Super Duty (25/1) had been beaten by the Nicholls pair Bury Parade and Poungach, (both useful but subsequently not looking Grade 1 horses), before bolting up at Cheltenham, (2m5f, heavy.) Visually, he was impressive but his main rivals jumped appallingly so he was probably flattered. I’m not convinced that he wants a step up in trip but the vibes are that he runs in this. He’s best judged after another run.
Sword of Destiny (25/1) had a huge reputation as a staying novice hurdler at the start of last season when an impressive winner of a 3m Grade 3 at Cork. He looked set to beat the useful Bucker’s Bridge at Punchestown before landing in a heap at the last and going down by 1½l, (2m4f, heavy). He then dropped back to 2m1f and showed his class to breeze past Darwin’s Fox at Navan, (heavy). If connections indicated he was being targeted at the race he’d be one to consider.

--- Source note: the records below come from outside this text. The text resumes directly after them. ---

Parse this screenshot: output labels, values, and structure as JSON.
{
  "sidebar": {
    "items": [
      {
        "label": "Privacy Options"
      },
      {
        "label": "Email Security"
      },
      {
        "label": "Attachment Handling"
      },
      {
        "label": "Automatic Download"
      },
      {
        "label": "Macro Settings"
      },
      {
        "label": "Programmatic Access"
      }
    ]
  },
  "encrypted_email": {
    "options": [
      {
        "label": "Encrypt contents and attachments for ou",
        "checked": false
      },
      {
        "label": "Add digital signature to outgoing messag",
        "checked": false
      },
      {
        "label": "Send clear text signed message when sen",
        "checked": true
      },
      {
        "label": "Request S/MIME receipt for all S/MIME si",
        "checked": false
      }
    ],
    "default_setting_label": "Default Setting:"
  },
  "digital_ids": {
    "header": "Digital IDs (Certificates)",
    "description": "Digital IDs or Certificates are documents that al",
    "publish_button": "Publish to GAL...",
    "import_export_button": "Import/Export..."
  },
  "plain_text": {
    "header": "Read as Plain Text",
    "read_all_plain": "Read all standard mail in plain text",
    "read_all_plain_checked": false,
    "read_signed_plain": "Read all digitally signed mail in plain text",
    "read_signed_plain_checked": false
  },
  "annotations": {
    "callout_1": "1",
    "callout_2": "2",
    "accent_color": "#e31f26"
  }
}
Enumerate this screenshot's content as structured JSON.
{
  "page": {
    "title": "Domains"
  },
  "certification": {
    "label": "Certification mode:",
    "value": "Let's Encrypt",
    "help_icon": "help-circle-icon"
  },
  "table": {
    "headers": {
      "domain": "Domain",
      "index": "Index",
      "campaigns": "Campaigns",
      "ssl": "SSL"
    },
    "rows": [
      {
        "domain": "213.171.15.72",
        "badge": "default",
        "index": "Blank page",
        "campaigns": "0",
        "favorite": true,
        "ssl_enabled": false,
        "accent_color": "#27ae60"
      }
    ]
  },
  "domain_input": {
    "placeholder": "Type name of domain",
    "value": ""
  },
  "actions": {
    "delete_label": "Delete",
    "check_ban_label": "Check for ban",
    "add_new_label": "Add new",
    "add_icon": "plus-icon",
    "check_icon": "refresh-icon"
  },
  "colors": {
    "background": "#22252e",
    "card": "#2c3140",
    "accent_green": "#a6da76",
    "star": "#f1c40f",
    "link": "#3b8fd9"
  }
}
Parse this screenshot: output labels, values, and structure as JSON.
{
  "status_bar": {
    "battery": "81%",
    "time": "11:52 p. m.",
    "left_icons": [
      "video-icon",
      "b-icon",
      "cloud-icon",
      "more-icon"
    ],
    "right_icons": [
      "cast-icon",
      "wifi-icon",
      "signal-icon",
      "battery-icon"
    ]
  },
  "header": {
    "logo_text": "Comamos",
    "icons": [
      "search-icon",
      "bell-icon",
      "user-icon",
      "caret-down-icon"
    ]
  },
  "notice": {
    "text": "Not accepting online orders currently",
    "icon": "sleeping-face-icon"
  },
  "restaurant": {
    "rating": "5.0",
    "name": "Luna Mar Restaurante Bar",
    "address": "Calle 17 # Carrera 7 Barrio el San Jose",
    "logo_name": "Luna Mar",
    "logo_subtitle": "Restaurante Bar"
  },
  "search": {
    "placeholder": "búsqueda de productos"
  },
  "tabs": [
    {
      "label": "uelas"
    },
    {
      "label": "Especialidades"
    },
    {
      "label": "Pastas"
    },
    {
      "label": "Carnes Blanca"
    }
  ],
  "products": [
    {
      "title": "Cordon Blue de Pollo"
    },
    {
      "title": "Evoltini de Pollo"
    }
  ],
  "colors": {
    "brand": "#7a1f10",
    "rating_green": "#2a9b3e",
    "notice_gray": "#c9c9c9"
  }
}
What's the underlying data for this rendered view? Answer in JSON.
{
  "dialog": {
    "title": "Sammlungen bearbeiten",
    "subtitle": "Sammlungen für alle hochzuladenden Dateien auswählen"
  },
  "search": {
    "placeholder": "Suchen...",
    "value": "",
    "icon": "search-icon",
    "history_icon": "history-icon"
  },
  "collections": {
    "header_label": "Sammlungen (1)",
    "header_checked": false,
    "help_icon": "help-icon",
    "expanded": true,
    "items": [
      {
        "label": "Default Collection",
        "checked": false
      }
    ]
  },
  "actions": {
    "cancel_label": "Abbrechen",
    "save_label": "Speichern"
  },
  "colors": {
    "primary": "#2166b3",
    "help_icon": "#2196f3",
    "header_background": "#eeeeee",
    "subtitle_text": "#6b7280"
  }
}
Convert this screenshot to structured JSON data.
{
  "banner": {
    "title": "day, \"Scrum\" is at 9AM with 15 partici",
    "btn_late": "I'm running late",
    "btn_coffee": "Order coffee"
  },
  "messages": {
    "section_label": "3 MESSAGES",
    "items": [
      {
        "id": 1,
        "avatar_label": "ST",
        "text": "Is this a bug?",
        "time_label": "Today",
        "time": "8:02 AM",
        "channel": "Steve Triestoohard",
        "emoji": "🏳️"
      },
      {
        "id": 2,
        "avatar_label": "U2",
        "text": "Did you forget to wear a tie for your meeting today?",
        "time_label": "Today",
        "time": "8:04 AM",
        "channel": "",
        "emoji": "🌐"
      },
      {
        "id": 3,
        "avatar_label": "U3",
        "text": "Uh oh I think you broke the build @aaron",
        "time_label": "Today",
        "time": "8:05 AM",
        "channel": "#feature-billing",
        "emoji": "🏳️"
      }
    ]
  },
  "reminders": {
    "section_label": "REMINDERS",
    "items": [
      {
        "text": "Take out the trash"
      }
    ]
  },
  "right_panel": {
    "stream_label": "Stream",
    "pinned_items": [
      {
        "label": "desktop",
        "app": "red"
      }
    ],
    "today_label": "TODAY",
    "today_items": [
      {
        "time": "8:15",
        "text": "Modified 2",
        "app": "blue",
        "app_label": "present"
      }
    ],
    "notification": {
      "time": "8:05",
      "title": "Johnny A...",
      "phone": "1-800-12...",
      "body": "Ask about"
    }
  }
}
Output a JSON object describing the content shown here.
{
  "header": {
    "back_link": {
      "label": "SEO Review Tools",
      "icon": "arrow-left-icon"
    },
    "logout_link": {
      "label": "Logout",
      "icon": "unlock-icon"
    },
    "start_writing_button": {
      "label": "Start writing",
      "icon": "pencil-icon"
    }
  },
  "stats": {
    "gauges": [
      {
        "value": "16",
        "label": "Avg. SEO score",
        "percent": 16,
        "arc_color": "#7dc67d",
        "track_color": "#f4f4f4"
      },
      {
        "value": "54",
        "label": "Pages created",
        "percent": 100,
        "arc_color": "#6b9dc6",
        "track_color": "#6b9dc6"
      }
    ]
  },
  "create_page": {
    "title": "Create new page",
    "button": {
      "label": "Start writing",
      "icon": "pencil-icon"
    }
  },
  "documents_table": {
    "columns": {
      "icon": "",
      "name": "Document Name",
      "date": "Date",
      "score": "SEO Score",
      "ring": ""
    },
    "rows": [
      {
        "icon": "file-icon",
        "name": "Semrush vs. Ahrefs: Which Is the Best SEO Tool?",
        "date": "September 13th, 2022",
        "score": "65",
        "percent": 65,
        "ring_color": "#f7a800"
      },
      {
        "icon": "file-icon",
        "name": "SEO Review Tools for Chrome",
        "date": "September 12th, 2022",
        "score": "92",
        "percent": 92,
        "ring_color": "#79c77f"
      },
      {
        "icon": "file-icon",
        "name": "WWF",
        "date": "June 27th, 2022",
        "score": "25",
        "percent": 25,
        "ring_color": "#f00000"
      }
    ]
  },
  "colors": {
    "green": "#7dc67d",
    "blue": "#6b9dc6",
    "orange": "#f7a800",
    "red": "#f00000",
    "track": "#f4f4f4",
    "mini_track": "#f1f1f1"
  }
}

Houblon Des Obeaux (33/1) had the benefit of a run but had to give 4lb to Poungach and Court In Motion when winning a Grade 2 at Wincanton over 2m5f, (good to soft). He would have finished closer than 4¼l 4th to Harry Topper in another Grade 2 at Newbury but for ploughing through 2 out and then was running on strongly on unsuitably heavy ground at Lingfield when failing to catch Court in Motion (who received 7lb), going down by 1¼l. I’d be tempted but the vibes are that he may go for the 4 miler.
Paul Nicholls has 3 at 25/1 or shorter. Unioniste (20/1) won the big December open handicap at Cheltenham off, (after taking the allowances into account,) 131, (2m5f, heavy.) That was a great performance for a 4 year old but Nicholls made it clear he’d been trained for that and I doubt he’ll run. Sire Collonges (25/1) was a good winner at Cheltenham in October but was beaten miles when trying to give 8lb to a fresh Our Father there the following month. He doesn’t look quite good enough for the RSA.
On his seasonal debut Rocky Creek (25/1) seemed to blow up when edged out by the smart Harry Topper at Exeter. He then beat the useful Molotof (who gave 2lb) easily by 4l at Doncaster, (good to soft) despite being unsuited by a sedate early gallop. Whilst Molotof was beaten an easy 16l by Dynaste in the Feltham, heavy ground extends gaps between horses and Molotof wasn’t suited by the slog at Kempton, so there’s less between Rocky Creek and Dynaste than it may appear.
Crucially, Rocky Creek is much less exposed after only 5 runs under rules and looks to be on a rapid upward curve. He jumps well, travels well and whilst not a flashy quickener, is just the sort of relentless galloper that does well in this.
When I started looking at this market after the Christmas action, I was interested in 4 or 5. However, I’m keen to take the front 3 in the market on and Rocky Creek really jumps out at 25/1. As he’s entered on Saturday and Hills are going a stand out price, it makes sense to take the plunge now.